When you find a method of action that works, share it! You spent the effort to sift through opportunities and make them work. Let that effort benefit someone in similar circumstances: equally busy, with similar skills or misgivings. Friends, family, people at your meetup groups. There’s someone in your circle who wants to do more, and you are the right messenger.

Anand Giridharadas writes that progressives need to be more “small-e evangelical” about our causes. Talking about climate change has been an awkward taboo for too long. Let’s replace the outdated cultural narrative on climate change with a new, better one! To do that, we need to each be conduits for good ideas to spread.

And one of those good ideas? A clear picture of what we are working toward. That brings us to the last ‘C’ …

Illustration of social change, by the author

C for (theory of) Change

Visualizing success is all the rage. While I’m not a fan of the excesses of ‘manifesting’ culture, there’s no denying that knowing what you are aiming for provides clarity, and there is a clear need for it in the climate movement.

We’re often cautious to stake a claim about the future, because, of course, predicting the future is impossible. I’m rather afraid of making predictions myself, whether rosy or apocalyptic.

None the less, to be strategic in our actions, we need to imagine the small, intermediate outcomes we are seeking.
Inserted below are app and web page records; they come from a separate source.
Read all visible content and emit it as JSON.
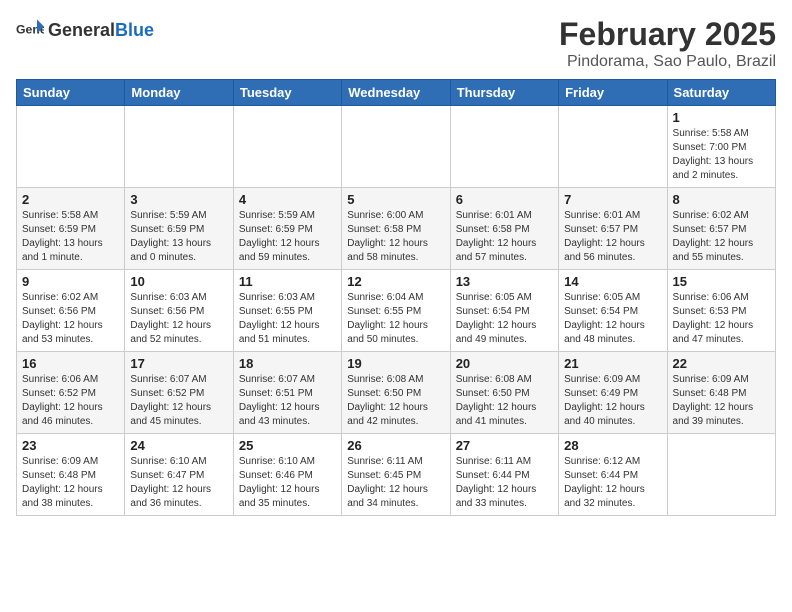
{
  "header": {
    "logo_general": "General",
    "logo_blue": "Blue",
    "month": "February 2025",
    "location": "Pindorama, Sao Paulo, Brazil"
  },
  "days_of_week": [
    "Sunday",
    "Monday",
    "Tuesday",
    "Wednesday",
    "Thursday",
    "Friday",
    "Saturday"
  ],
  "weeks": [
    [
      {
        "day": "",
        "info": ""
      },
      {
        "day": "",
        "info": ""
      },
      {
        "day": "",
        "info": ""
      },
      {
        "day": "",
        "info": ""
      },
      {
        "day": "",
        "info": ""
      },
      {
        "day": "",
        "info": ""
      },
      {
        "day": "1",
        "info": "Sunrise: 5:58 AM\nSunset: 7:00 PM\nDaylight: 13 hours\nand 2 minutes."
      }
    ],
    [
      {
        "day": "2",
        "info": "Sunrise: 5:58 AM\nSunset: 6:59 PM\nDaylight: 13 hours\nand 1 minute."
      },
      {
        "day": "3",
        "info": "Sunrise: 5:59 AM\nSunset: 6:59 PM\nDaylight: 13 hours\nand 0 minutes."
      },
      {
        "day": "4",
        "info": "Sunrise: 5:59 AM\nSunset: 6:59 PM\nDaylight: 12 hours\nand 59 minutes."
      },
      {
        "day": "5",
        "info": "Sunrise: 6:00 AM\nSunset: 6:58 PM\nDaylight: 12 hours\nand 58 minutes."
      },
      {
        "day": "6",
        "info": "Sunrise: 6:01 AM\nSunset: 6:58 PM\nDaylight: 12 hours\nand 57 minutes."
      },
      {
        "day": "7",
        "info": "Sunrise: 6:01 AM\nSunset: 6:57 PM\nDaylight: 12 hours\nand 56 minutes."
      },
      {
        "day": "8",
        "info": "Sunrise: 6:02 AM\nSunset: 6:57 PM\nDaylight: 12 hours\nand 55 minutes."
      }
    ],
    [
      {
        "day": "9",
        "info": "Sunrise: 6:02 AM\nSunset: 6:56 PM\nDaylight: 12 hours\nand 53 minutes."
      },
      {
        "day": "10",
        "info": "Sunrise: 6:03 AM\nSunset: 6:56 PM\nDaylight: 12 hours\nand 52 minutes."
      },
      {
        "day": "11",
        "info": "Sunrise: 6:03 AM\nSunset: 6:55 PM\nDaylight: 12 hours\nand 51 minutes."
      },
      {
        "day": "12",
        "info": "Sunrise: 6:04 AM\nSunset: 6:55 PM\nDaylight: 12 hours\nand 50 minutes."
      },
      {
        "day": "13",
        "info": "Sunrise: 6:05 AM\nSunset: 6:54 PM\nDaylight: 12 hours\nand 49 minutes."
      },
      {
        "day": "14",
        "info": "Sunrise: 6:05 AM\nSunset: 6:54 PM\nDaylight: 12 hours\nand 48 minutes."
      },
      {
        "day": "15",
        "info": "Sunrise: 6:06 AM\nSunset: 6:53 PM\nDaylight: 12 hours\nand 47 minutes."
      }
    ],
    [
      {
        "day": "16",
        "info": "Sunrise: 6:06 AM\nSunset: 6:52 PM\nDaylight: 12 hours\nand 46 minutes."
      },
      {
        "day": "17",
        "info": "Sunrise: 6:07 AM\nSunset: 6:52 PM\nDaylight: 12 hours\nand 45 minutes."
      },
      {
        "day": "18",
        "info": "Sunrise: 6:07 AM\nSunset: 6:51 PM\nDaylight: 12 hours\nand 43 minutes."
      },
      {
        "day": "19",
        "info": "Sunrise: 6:08 AM\nSunset: 6:50 PM\nDaylight: 12 hours\nand 42 minutes."
      },
      {
        "day": "20",
        "info": "Sunrise: 6:08 AM\nSunset: 6:50 PM\nDaylight: 12 hours\nand 41 minutes."
      },
      {
        "day": "21",
        "info": "Sunrise: 6:09 AM\nSunset: 6:49 PM\nDaylight: 12 hours\nand 40 minutes."
      },
      {
        "day": "22",
        "info": "Sunrise: 6:09 AM\nSunset: 6:48 PM\nDaylight: 12 hours\nand 39 minutes."
      }
    ],
    [
      {
        "day": "23",
        "info": "Sunrise: 6:09 AM\nSunset: 6:48 PM\nDaylight: 12 hours\nand 38 minutes."
      },
      {
        "day": "24",
        "info": "Sunrise: 6:10 AM\nSunset: 6:47 PM\nDaylight: 12 hours\nand 36 minutes."
      },
      {
        "day": "25",
        "info": "Sunrise: 6:10 AM\nSunset: 6:46 PM\nDaylight: 12 hours\nand 35 minutes."
      },
      {
        "day": "26",
        "info": "Sunrise: 6:11 AM\nSunset: 6:45 PM\nDaylight: 12 hours\nand 34 minutes."
      },
      {
        "day": "27",
        "info": "Sunrise: 6:11 AM\nSunset: 6:44 PM\nDaylight: 12 hours\nand 33 minutes."
      },
      {
        "day": "28",
        "info": "Sunrise: 6:12 AM\nSunset: 6:44 PM\nDaylight: 12 hours\nand 32 minutes."
      },
      {
        "day": "",
        "info": ""
      }
    ]
  ]
}
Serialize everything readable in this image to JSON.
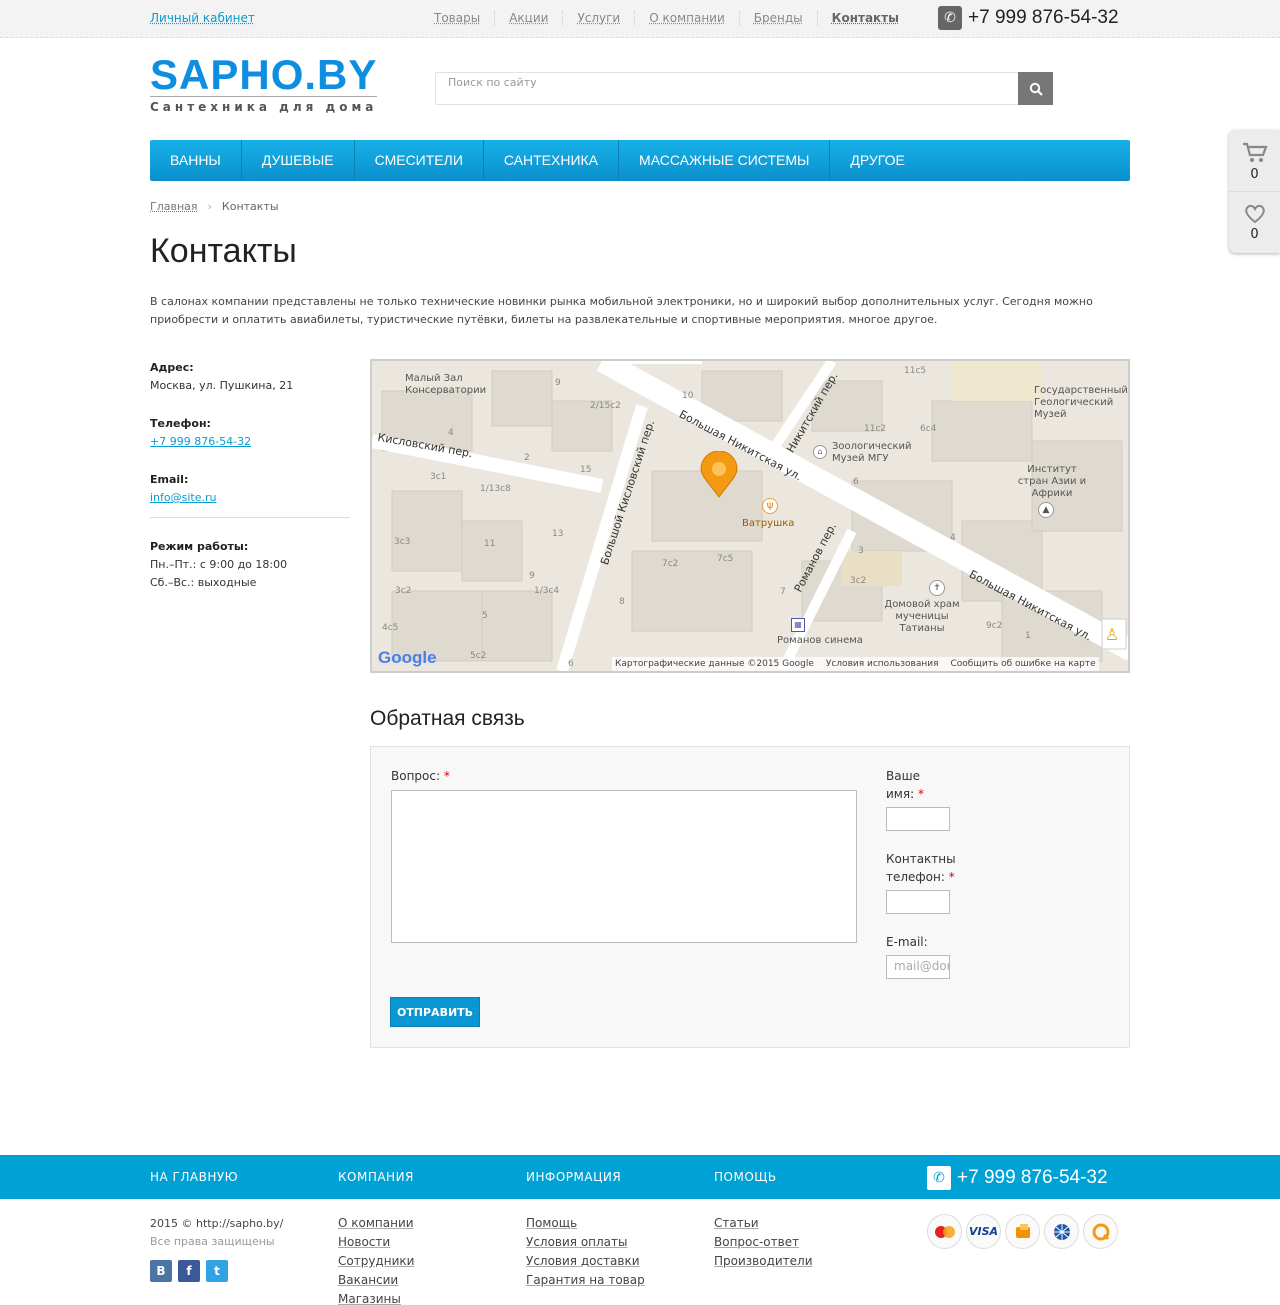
{
  "topbar": {
    "cabinet": "Личный кабинет",
    "nav": [
      "Товары",
      "Акции",
      "Услуги",
      "О компании",
      "Бренды",
      "Контакты"
    ],
    "phone": "+7 999 876-54-32"
  },
  "logo": {
    "title": "SAPHO.BY",
    "subtitle": "Сантехника для дома"
  },
  "search": {
    "placeholder": "Поиск по сайту"
  },
  "main_nav": [
    "ВАННЫ",
    "ДУШЕВЫЕ",
    "СМЕСИТЕЛИ",
    "САНТЕХНИКА",
    "МАССАЖНЫЕ СИСТЕМЫ",
    "ДРУГОЕ"
  ],
  "side_widget": {
    "cart_count": "0",
    "wishlist_count": "0"
  },
  "breadcrumb": {
    "home": "Главная",
    "current": "Контакты"
  },
  "page": {
    "title": "Контакты",
    "intro": "В салонах компании представлены не только технические новинки рынка мобильной электроники, но и широкий выбор дополнительных услуг. Сегодня можно приобрести и оплатить авиабилеты, туристические путёвки, билеты на развлекательные и спортивные мероприятия. многое другое."
  },
  "contacts": {
    "address_label": "Адрес:",
    "address": "Москва, ул. Пушкина, 21",
    "phone_label": "Телефон:",
    "phone": "+7 999 876-54-32",
    "email_label": "Email:",
    "email": "info@site.ru",
    "hours_label": "Режим работы:",
    "hours_weekdays": "Пн.–Пт.: с 9:00 до 18:00",
    "hours_weekend": "Сб.–Вс.: выходные"
  },
  "map": {
    "labels": {
      "hall": "Малый Зал Консерватории",
      "museum_geo": "Государственный Геологический Музей",
      "kislovsky": "Кисловский пер.",
      "nikitskaya": "Большая Никитская ул.",
      "nikitsky": "Никитский пер.",
      "zoo_museum": "Зоологический Музей МГУ",
      "institute": "Институт стран Азии и Африки",
      "b_kislovsky": "Большой Кисловский пер.",
      "vatrushka": "Ватрушка",
      "romanov_per": "Романов пер.",
      "church": "Домовой храм мученицы Татианы",
      "cinema": "Романов синема",
      "nikitskaya2": "Большая Никитская ул."
    },
    "house_numbers": [
      "11c5",
      "9",
      "10",
      "2/15c2",
      "6c4",
      "11c2",
      "4",
      "3c1",
      "2",
      "15",
      "1/13c8",
      "6",
      "13",
      "11",
      "4",
      "3c3",
      "9",
      "7c5",
      "7c2",
      "3",
      "3c2",
      "1/3c4",
      "8",
      "7",
      "3c2",
      "5",
      "4c5",
      "9c2",
      "1",
      "5c2",
      "6"
    ],
    "google": "Google",
    "footer_data": "Картографические данные ©2015 Google",
    "footer_terms": "Условия использования",
    "footer_report": "Сообщить об ошибке на карте"
  },
  "feedback": {
    "title": "Обратная связь",
    "question_label": "Вопрос:",
    "name_label_1": "Ваше",
    "name_label_2": "имя:",
    "phone_label_1": "Контактны",
    "phone_label_2": "телефон:",
    "email_label": "E-mail:",
    "email_placeholder": "mail@domain.com",
    "required_mark": "*",
    "submit": "ОТПРАВИТЬ"
  },
  "footer": {
    "headers": [
      "НА ГЛАВНУЮ",
      "КОМПАНИЯ",
      "ИНФОРМАЦИЯ",
      "ПОМОЩЬ"
    ],
    "phone": "+7 999 876-54-32",
    "copyright": "2015 © http://sapho.by/",
    "rights": "Все права защищены",
    "social": [
      "В",
      "f",
      "t"
    ],
    "company_links": [
      "О компании",
      "Новости",
      "Сотрудники",
      "Вакансии",
      "Магазины"
    ],
    "info_links": [
      "Помощь",
      "Условия оплаты",
      "Условия доставки",
      "Гарантия на товар"
    ],
    "help_links": [
      "Статьи",
      "Вопрос-ответ",
      "Производители"
    ],
    "payments": [
      "mastercard-icon",
      "visa-icon",
      "yandex-money-icon",
      "webmoney-icon",
      "qiwi-icon"
    ]
  }
}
Such as, a regulation being passed in your city, adoption rates for solar panels going up, your company reducing its emissions year-over-year.

This exercise is referred to as Theory of Change. The United Nations Development Group defines it as

A theory of change is a method that explains how a given intervention, or set of interventions, is expected to lead to specific development change, drawing on a causal analysis based on available evidence.

On a personal scale, we might do this more informally. We need to be clear on the mechanism by which we expect our actions to improve the global response to climate change.

We often have a vague idea of how our actions help. You might be surprised at what a difference it makes to think through the details of how we can influence specific outcomes.

The exact results or numbers may be hard to calculate, but they don’t matter. We only need to compare the actions we have available. Our best guess at the results is good enough for identifying which actions are worth pursuing and cutting out the distractions.

With the climate crisis, the problems facing us are vast, but so are the numbers of people who want to solve them. The key is to line up and amplify their efforts.

Coordination, Communication, and (theory of) Change: these are the three factors that turn your individual efforts into a solid building block of the kind of movement we need.

Here’s my free resource to overcome overwhelm and find clarity on YOUR personalized next step to protect the environment.

Originally appeared in Age of Awareness.